Associate Professor of Public Policy Randall Akee was featured in an article on Turtle Talk about his research on the infection rates of COVID-19 on American Indian reservations. Akee joined a team of researchers to investigate the relationship between community and household characteristics and the rate of COVID-19 spread on tribal lands. They found that the rate of COVID-19 cases per 1,000 people was more than four times higher for populations residing on reservations than for the U.S. as a whole. Furthermore, they discovered that COVID-19 cases were more likely to occur in tribal communities with a higher proportion of homes lacking indoor plumbing and less likely to occur in tribal communities where households spoke English only.
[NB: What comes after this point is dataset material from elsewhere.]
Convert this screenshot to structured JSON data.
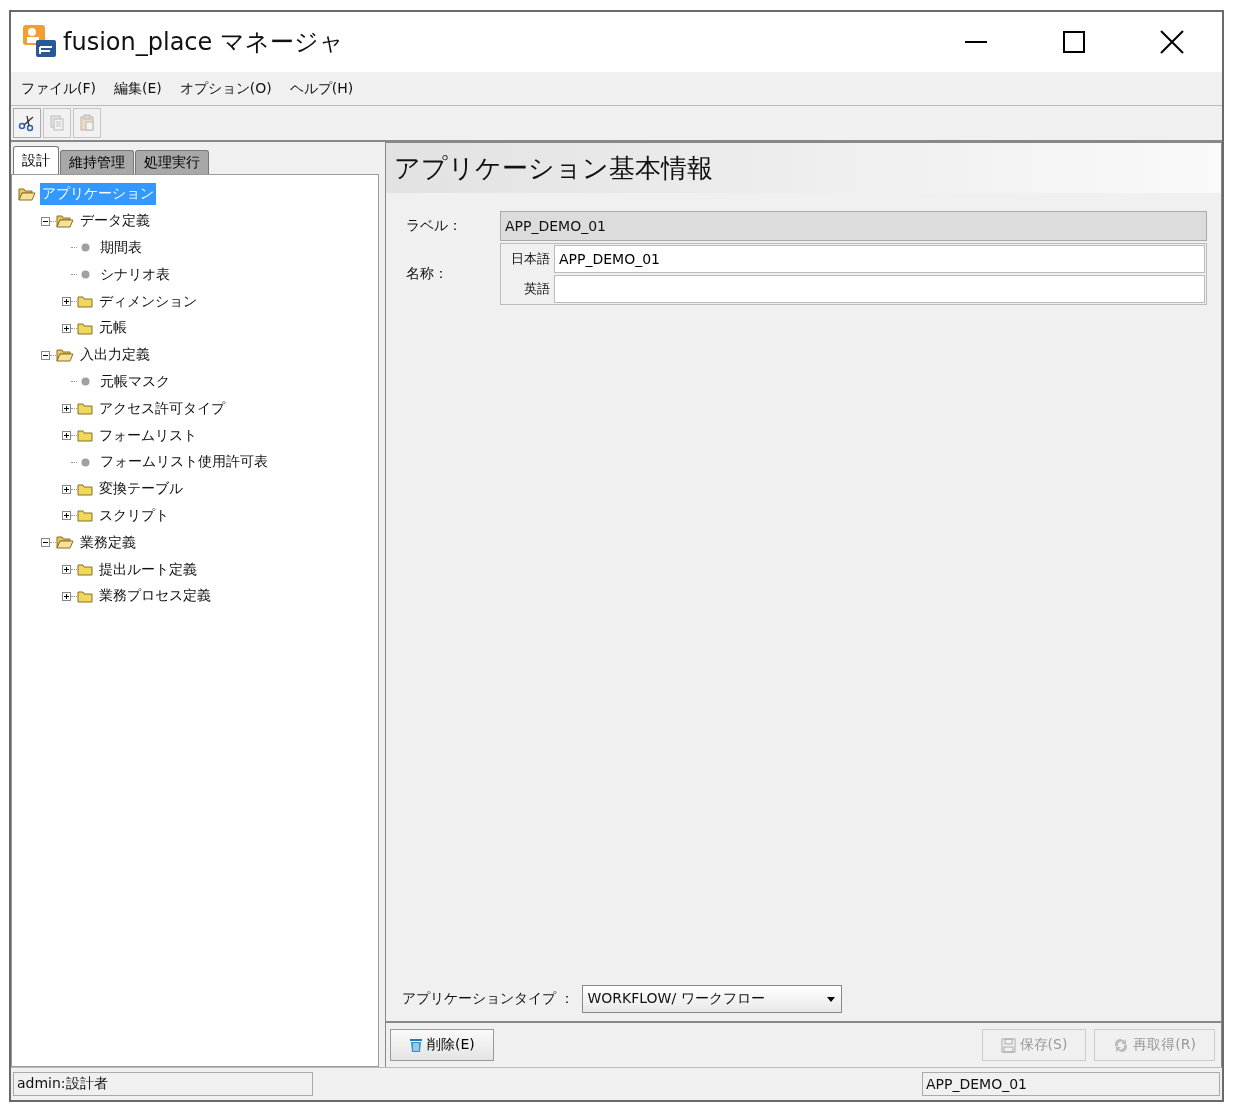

Akee’s team recommended government action to “strengthen tribal public health and household infrastructure and provide potable water and culturally relevant information” to protect American Indian communities from COVID-19 and future pandemics.
Associate Professor of Public Policy Randall Akee spoke to CNN about a proposal to send economic stimulus checks to Americans to help them weather the financial impact of COVID-19. As part of a broader economic stabilization plan, the direct government payments to millions of people are seen as a move that could provide quick relief, if not full insulation from the economic shock of the coronavirus. Akee said the payments are especially urgent in households struggling to buy groceries, pay rent and cover car payments, to provide stability until the crisis is over and Americans can return to work. “There are household expenses that people are very concerned about,” he said. “That’s why this cash payment is crucial.”